**DESCRIPTION OF THE TASK:**
Line tally for the word "into": count the lines below that contain it and reply with the number alone.

==============================

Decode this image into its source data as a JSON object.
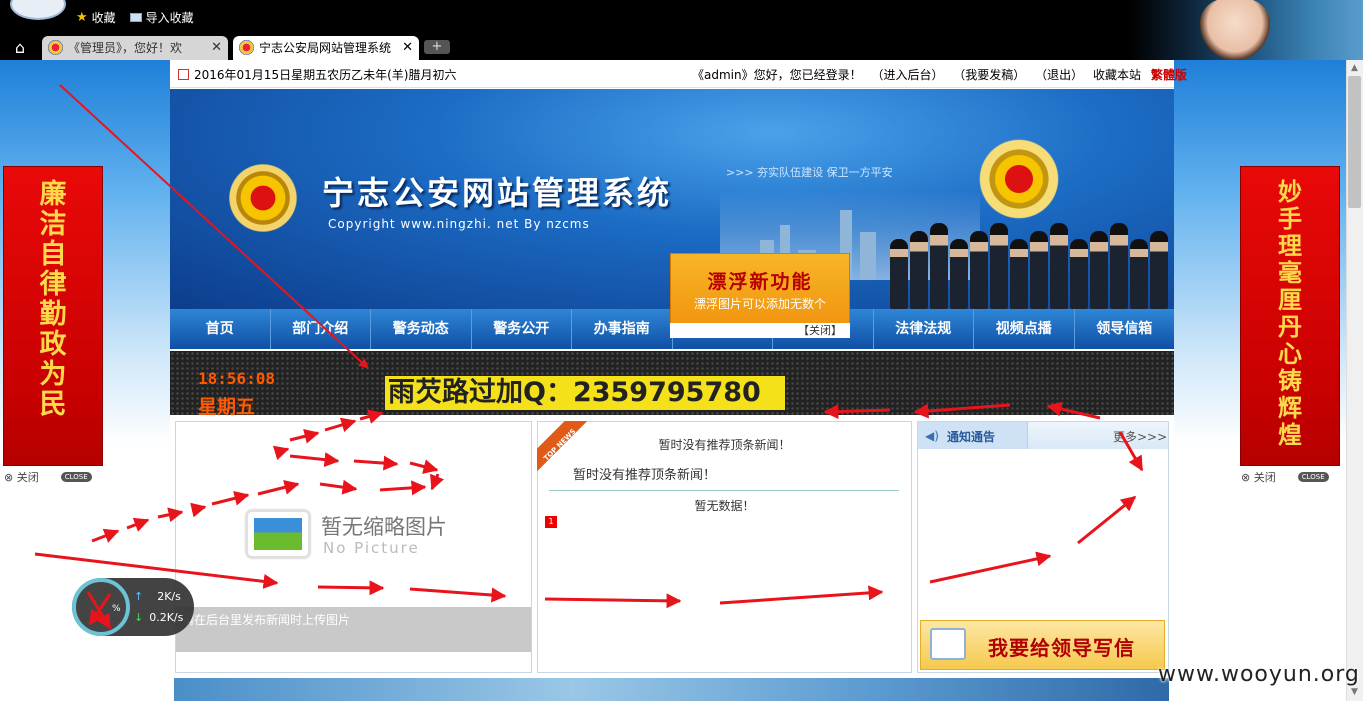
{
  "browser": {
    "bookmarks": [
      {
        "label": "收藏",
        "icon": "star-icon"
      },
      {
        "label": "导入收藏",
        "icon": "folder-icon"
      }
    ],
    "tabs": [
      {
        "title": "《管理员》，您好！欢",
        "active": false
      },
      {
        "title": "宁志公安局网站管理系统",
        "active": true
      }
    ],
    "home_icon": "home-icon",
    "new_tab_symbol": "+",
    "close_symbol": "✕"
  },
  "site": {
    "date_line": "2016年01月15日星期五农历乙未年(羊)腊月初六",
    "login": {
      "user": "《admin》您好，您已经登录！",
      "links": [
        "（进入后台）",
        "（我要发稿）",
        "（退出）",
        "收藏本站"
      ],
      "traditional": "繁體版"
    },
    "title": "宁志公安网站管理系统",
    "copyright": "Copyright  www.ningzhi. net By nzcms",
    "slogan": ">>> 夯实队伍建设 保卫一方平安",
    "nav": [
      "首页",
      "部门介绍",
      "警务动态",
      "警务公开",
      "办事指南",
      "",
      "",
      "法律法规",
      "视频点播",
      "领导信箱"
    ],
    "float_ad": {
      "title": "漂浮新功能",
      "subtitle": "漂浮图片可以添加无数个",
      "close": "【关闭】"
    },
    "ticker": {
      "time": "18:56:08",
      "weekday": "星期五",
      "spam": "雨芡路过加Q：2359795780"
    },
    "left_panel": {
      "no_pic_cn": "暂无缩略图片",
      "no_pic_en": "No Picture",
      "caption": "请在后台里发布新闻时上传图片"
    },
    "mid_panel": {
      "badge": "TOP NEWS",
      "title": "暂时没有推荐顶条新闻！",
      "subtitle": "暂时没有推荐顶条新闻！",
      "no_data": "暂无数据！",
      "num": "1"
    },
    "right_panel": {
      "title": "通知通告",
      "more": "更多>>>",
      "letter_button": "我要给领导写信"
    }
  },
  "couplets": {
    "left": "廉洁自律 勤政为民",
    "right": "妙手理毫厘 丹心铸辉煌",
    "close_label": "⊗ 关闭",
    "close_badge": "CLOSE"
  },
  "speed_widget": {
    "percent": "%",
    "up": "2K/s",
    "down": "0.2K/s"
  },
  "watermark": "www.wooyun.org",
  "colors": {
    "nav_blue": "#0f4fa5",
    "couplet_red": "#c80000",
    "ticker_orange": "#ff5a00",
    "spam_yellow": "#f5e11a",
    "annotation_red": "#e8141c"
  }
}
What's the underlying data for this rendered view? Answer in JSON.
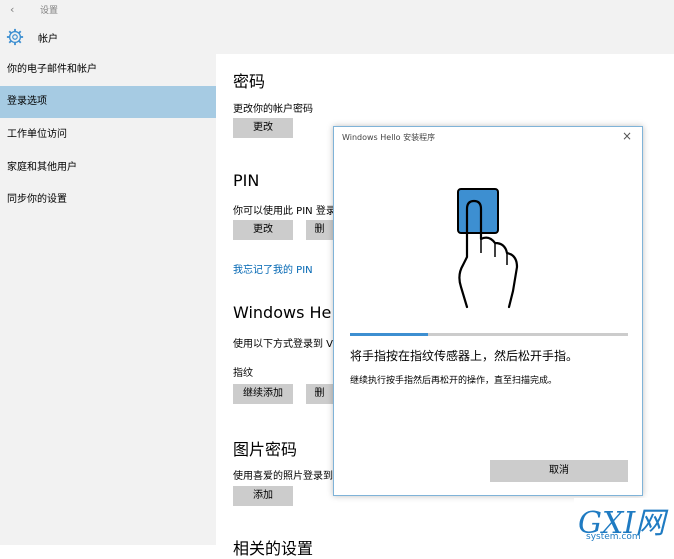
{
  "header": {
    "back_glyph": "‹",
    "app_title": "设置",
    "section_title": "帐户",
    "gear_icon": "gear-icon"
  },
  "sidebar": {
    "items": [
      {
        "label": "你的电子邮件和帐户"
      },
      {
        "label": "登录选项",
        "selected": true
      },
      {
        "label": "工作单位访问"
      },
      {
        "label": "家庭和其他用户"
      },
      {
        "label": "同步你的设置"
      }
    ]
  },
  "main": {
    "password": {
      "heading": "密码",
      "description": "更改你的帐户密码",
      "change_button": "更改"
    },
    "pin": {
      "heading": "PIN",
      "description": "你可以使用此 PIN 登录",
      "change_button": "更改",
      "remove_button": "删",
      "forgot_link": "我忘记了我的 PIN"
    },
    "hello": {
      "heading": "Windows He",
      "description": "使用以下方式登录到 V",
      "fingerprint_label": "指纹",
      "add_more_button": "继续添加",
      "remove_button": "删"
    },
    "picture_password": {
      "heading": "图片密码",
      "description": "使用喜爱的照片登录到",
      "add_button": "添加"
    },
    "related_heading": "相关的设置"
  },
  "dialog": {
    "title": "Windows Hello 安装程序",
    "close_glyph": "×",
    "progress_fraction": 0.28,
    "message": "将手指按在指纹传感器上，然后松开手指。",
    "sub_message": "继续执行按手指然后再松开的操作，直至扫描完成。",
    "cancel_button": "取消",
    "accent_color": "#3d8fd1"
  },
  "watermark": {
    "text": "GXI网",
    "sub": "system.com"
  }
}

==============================

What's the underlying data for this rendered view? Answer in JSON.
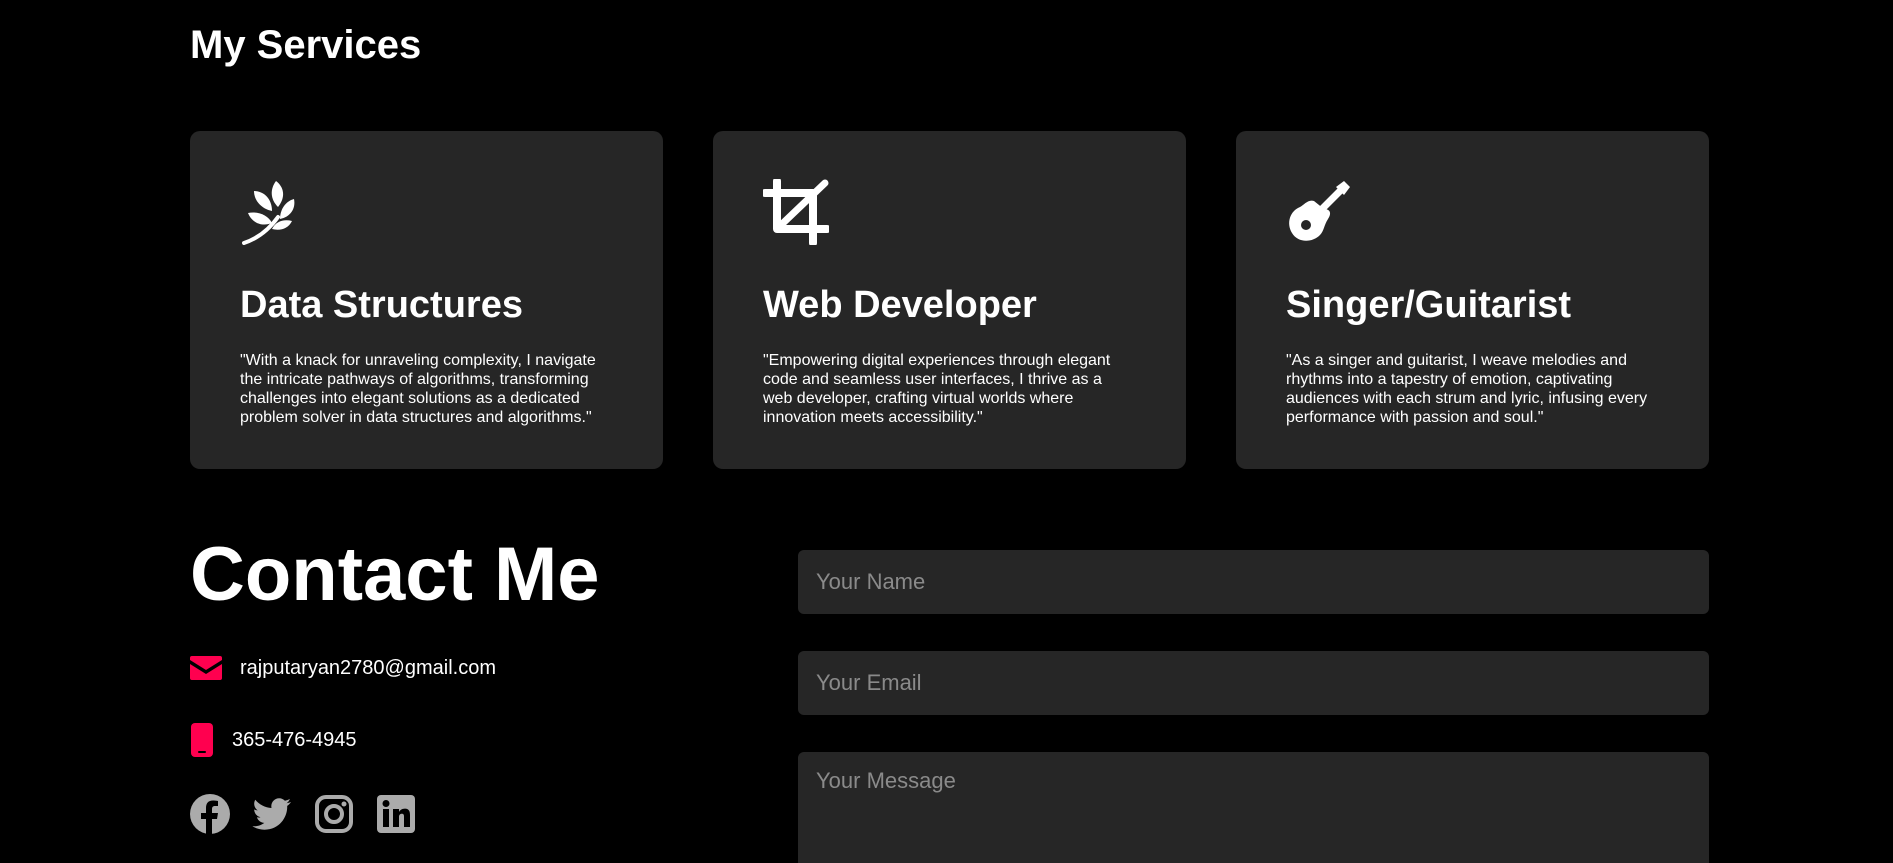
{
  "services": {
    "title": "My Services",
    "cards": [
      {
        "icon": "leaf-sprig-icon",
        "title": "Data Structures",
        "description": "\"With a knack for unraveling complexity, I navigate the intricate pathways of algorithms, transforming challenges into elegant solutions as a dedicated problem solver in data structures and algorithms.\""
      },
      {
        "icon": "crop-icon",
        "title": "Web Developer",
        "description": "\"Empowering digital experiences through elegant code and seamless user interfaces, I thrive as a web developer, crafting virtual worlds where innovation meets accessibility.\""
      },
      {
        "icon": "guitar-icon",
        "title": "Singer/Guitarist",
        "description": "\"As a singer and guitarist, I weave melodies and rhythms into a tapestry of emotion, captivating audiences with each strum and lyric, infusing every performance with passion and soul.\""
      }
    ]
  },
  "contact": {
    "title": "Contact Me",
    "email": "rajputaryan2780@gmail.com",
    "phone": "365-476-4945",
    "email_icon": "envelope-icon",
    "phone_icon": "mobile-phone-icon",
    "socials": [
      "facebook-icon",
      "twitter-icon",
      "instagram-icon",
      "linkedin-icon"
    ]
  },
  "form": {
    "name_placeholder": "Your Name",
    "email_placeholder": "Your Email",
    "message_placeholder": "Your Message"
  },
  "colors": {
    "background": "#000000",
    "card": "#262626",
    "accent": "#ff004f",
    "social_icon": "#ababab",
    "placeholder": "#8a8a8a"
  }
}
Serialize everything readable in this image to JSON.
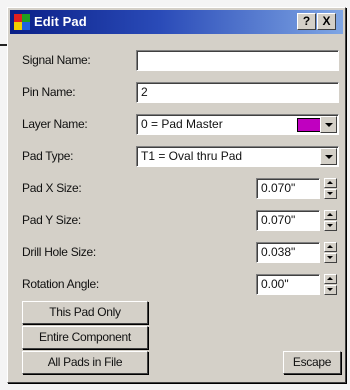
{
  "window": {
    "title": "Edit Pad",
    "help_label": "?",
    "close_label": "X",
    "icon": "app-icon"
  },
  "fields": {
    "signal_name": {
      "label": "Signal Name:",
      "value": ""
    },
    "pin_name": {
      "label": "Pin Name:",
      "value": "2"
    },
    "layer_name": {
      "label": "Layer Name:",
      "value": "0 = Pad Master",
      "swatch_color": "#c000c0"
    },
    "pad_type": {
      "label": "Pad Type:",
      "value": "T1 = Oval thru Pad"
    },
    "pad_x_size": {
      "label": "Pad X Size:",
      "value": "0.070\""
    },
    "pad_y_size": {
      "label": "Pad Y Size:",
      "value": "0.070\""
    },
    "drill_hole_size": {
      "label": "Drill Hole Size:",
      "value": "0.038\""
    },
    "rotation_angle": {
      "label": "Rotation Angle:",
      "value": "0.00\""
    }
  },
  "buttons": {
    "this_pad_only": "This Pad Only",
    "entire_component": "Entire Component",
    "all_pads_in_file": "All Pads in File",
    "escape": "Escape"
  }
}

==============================

**WRITTEN ANSWER:**
3